Challenging both the idea of the addict's "broken brain" and the notion of a simple "addictive personality," The New York Times Bestseller, Unbroken Brain, offers a radical and groundbreaking new perspective, arguing that addictions are learning disorders and shows how seeing the condition this way can untangle our current debates over treatment, prevention and policy. Like autistic traits, addictive behaviors fall on a spectrum -- and they can be a normal response to an extreme situation. By illustrating what addiction is, and is not, the book illustrates how timing, history, family, peers, culture and chemicals come together to create both illness and recovery- and why there is no "addictive personality" or single treatment that works for all.

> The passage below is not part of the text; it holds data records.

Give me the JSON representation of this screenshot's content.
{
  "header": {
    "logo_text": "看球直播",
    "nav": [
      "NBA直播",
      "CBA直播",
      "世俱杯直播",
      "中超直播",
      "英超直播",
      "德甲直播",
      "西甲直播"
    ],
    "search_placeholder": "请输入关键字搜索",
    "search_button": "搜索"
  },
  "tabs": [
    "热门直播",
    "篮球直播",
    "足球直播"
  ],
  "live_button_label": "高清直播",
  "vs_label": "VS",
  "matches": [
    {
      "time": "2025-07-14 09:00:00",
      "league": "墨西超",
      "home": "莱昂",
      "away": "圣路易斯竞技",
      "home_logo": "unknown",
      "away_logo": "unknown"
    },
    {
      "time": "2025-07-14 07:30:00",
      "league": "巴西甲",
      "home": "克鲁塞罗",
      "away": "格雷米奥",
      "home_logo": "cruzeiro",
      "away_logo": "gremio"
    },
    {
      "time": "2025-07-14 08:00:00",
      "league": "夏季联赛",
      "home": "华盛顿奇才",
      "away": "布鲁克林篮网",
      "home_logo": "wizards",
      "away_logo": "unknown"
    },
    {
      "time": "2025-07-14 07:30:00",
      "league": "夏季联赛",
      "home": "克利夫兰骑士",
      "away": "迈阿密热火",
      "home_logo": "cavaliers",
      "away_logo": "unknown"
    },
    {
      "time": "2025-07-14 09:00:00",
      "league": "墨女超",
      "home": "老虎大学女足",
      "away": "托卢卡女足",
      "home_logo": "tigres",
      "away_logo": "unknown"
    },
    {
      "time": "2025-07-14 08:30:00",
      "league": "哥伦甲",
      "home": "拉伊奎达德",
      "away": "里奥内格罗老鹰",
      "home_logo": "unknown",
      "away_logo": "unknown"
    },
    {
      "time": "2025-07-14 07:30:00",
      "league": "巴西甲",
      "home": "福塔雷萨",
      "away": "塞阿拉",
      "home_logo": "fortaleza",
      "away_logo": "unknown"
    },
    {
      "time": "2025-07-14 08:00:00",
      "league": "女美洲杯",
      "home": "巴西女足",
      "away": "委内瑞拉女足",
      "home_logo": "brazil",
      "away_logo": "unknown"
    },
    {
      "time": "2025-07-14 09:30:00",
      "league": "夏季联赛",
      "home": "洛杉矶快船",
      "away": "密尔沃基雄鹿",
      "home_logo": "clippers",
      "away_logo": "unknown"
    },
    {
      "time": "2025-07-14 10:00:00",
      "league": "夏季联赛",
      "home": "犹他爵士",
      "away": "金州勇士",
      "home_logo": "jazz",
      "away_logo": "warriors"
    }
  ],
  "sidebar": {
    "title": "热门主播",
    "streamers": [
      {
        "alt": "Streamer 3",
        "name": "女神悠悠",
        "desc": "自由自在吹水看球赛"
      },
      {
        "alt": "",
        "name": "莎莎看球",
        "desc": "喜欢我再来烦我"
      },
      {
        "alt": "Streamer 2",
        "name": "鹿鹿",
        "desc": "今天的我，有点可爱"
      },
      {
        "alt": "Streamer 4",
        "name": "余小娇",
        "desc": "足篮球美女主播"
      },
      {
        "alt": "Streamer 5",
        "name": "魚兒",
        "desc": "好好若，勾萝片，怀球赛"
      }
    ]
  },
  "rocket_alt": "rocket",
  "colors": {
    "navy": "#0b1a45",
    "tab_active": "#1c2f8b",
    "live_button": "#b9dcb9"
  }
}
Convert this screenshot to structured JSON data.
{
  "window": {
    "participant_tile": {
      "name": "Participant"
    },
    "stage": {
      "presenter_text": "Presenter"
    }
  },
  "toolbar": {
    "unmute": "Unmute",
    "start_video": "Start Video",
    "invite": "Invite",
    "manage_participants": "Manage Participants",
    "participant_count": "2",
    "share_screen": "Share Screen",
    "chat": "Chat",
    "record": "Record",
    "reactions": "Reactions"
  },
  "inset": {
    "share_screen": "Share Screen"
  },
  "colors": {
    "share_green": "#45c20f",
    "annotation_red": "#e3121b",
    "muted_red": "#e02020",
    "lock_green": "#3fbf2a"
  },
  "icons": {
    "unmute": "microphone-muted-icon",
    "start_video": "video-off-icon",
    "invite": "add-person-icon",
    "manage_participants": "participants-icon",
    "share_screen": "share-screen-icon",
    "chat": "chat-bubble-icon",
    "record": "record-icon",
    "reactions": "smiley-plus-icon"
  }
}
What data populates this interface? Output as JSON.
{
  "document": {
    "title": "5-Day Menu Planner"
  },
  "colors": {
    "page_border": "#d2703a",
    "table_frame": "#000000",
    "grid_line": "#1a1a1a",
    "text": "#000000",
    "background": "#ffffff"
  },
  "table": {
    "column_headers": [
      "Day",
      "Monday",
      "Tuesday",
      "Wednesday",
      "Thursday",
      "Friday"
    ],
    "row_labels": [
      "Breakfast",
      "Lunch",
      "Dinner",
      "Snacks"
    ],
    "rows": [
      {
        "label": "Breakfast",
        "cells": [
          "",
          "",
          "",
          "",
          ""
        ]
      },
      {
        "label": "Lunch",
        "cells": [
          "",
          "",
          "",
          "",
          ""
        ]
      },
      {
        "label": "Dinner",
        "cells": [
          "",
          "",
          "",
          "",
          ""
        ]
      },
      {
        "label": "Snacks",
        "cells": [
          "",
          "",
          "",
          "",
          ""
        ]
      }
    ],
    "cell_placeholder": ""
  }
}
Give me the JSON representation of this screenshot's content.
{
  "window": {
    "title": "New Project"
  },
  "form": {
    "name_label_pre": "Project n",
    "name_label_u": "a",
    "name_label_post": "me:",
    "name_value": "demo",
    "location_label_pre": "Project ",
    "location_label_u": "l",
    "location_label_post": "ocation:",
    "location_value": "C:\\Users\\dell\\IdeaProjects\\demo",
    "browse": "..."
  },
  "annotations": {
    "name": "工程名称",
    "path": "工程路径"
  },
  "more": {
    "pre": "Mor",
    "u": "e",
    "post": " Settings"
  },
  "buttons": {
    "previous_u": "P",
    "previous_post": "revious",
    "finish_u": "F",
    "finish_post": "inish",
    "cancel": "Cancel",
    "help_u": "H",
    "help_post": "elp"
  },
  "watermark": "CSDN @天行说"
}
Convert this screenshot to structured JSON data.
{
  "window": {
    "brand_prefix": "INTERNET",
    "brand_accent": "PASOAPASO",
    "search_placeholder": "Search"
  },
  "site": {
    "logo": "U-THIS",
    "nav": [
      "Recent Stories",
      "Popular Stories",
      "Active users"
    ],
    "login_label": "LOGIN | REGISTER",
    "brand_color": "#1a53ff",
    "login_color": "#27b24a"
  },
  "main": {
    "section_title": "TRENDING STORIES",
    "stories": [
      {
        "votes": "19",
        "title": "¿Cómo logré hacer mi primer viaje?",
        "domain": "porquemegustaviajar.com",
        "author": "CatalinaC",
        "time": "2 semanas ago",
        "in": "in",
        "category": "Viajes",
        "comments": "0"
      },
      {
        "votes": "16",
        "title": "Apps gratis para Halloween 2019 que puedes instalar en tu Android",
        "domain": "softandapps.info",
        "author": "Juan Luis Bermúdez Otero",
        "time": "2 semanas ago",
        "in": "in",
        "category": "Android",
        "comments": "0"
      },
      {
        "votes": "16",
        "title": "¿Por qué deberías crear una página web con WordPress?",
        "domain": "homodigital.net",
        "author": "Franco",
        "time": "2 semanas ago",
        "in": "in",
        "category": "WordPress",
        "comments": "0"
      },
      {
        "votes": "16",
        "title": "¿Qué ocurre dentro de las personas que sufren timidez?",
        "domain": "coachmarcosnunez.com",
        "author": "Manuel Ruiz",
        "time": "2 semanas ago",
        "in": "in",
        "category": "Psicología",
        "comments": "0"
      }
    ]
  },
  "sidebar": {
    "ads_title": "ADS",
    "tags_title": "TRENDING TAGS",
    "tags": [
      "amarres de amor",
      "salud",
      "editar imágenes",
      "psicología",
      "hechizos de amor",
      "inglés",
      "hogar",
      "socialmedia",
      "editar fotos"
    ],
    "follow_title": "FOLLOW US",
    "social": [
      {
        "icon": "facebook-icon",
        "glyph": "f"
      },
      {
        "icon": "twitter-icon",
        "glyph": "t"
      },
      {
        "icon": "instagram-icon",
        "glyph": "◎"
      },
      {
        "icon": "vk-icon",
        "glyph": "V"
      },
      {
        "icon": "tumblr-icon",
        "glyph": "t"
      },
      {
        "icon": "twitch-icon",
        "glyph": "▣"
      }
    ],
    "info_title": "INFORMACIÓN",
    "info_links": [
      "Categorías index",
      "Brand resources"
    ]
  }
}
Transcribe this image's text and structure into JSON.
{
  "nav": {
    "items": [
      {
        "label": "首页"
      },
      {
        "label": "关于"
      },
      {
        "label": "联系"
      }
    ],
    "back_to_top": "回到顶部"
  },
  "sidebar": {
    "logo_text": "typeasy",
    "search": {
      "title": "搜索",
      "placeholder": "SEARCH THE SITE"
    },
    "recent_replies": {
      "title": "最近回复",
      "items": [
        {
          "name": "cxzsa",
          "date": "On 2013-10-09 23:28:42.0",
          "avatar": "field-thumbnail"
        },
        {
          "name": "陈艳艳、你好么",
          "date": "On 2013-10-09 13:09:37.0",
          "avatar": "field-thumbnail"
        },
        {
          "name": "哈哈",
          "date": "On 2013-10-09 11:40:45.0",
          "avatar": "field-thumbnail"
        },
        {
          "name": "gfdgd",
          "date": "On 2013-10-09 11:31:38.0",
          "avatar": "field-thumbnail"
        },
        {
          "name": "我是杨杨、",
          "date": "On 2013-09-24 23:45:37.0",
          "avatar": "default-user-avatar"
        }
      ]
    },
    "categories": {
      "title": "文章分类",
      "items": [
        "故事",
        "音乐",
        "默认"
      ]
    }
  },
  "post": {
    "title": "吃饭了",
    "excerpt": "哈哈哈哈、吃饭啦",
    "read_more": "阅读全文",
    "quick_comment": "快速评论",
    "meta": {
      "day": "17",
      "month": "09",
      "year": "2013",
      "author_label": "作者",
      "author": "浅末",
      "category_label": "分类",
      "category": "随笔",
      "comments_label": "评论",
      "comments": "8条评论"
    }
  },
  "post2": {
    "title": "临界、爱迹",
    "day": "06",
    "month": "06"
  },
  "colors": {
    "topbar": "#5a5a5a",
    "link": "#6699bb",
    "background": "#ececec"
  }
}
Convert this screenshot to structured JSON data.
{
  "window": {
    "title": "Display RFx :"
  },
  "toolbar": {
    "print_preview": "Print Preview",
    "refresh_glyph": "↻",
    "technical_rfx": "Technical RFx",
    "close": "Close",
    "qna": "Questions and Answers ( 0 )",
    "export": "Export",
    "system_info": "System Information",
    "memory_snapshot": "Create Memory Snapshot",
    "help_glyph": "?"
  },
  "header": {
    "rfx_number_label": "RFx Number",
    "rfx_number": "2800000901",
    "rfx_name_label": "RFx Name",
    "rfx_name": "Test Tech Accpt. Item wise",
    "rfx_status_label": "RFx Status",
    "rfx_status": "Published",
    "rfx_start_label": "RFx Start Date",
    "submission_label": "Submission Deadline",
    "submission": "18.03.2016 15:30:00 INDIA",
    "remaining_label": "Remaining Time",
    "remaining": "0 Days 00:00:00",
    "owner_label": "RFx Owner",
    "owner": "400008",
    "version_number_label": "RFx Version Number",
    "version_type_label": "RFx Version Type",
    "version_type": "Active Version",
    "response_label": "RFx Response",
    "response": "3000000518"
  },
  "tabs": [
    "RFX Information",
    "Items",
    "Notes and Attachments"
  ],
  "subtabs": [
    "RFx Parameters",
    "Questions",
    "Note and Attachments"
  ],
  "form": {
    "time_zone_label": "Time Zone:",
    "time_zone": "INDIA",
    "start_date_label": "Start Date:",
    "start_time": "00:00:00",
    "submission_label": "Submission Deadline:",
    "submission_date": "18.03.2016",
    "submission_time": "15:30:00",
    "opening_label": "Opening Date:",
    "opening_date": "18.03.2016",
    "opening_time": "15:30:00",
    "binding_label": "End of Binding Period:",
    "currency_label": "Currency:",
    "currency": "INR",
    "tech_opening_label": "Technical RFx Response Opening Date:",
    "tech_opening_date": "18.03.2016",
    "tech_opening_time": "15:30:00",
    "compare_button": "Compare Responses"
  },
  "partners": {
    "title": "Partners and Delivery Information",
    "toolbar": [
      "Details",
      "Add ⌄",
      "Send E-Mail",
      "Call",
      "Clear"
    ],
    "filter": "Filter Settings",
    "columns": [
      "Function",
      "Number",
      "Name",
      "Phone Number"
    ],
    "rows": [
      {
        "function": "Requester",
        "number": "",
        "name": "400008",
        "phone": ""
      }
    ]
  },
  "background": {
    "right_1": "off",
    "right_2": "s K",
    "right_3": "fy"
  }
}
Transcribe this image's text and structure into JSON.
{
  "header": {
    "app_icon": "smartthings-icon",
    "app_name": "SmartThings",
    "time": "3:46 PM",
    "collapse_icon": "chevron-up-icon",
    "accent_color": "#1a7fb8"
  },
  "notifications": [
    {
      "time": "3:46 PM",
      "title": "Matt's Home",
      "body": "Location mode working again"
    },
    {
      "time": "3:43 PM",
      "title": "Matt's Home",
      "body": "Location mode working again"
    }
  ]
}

Combining Maia Szalavitz's personal story with a distillation of more than 25 years of science and research,Unbroken Brain provides a paradigm-shifting approach to thinking about addiction.
Her writings on radical addiction therapies have been featured in The Washington Post, Vice Magazine, The Wall Street Journal, and The New York Times, in addition to multiple other publications. She has been interviewed about her book on many radio shows including Fresh Air with Terry Gross and The Brian Lehrer show.
While his wife and two-year-old daughter watched TV in the living room, David Poses was in the kitchen, measuring the distance from his index finger to his armpit. He needed to be sure he could pull the trigger with a shotgun barrel in his mouth. Twenty-six inches. Thirty-two years old. More than a decade in a double life fueled by depression and heroin.
In his groundbreaking memoir, The Weight of Air, David chronicles his struggle to overcome mental illness and addiction. By age nineteen, he'd been through medical detox, inpatient rehab, twelve-step programs, and a halfway house. He saw his drug use as a symptom of depression, but the experts insisted that addiction was the problem. Over the next thirteen years, he went from one relapse to the next, drowning in guilt, shame, and secrets, until he finally found an evidence-based treatment that not only saved his life, but helped him thrive.
With grit, humor, and brutal honesty, David's story reveals that traditional recovery models actually increase stigma and the risk of overdose, relapse, and death. As depression and addiction rates skyrocket and overdose fatalities surge, The Weight of Air is a scathing indictment of our failed response to the opioid crisis—and proof that success is possible.